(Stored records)

# # # #

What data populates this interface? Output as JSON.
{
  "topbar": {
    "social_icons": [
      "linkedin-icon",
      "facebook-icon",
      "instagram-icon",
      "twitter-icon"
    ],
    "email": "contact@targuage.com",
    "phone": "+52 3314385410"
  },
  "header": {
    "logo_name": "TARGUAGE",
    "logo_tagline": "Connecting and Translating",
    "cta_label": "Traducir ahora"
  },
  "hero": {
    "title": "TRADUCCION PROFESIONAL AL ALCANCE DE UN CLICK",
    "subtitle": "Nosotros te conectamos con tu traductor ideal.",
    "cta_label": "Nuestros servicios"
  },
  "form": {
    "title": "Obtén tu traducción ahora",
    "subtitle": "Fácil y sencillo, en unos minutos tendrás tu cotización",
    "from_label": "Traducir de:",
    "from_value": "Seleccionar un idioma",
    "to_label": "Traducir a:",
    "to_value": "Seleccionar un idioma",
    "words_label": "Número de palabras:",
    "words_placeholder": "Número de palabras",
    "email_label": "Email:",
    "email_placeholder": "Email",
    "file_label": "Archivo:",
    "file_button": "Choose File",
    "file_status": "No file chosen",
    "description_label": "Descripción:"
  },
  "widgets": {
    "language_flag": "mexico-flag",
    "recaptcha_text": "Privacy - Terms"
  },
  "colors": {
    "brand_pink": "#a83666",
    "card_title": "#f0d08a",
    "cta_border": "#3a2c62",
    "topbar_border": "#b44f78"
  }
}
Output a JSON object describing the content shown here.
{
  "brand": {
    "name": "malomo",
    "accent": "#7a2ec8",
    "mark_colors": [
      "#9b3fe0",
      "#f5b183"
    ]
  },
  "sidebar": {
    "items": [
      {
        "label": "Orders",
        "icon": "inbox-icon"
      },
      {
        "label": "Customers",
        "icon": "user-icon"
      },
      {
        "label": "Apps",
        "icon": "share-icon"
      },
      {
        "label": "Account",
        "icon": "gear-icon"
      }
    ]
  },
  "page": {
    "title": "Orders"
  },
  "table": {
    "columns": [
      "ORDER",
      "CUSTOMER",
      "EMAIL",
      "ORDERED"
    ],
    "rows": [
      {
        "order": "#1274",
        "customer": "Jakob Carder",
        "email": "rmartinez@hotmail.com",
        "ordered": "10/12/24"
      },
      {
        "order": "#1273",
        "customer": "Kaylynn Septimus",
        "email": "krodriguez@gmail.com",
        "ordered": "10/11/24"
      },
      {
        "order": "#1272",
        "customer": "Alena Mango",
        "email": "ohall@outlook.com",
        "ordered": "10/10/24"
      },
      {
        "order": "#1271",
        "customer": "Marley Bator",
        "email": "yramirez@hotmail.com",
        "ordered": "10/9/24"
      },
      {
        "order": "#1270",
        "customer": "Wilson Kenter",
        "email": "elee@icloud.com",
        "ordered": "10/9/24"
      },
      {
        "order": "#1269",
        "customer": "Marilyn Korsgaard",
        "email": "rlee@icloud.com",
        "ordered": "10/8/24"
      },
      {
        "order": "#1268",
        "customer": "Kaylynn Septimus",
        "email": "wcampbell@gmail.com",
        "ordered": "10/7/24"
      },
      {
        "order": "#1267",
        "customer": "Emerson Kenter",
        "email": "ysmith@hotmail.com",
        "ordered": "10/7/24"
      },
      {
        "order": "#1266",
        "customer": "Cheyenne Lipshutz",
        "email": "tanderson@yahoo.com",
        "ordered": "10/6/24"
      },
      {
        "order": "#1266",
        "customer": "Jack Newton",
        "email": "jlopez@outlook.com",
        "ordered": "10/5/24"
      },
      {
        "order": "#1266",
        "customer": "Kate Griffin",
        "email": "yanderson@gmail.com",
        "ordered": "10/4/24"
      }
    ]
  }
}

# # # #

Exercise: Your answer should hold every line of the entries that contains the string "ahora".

Output for this exercise:
    "cta_label": "Traducir ahora"
    "title": "Obtén tu traducción ahora",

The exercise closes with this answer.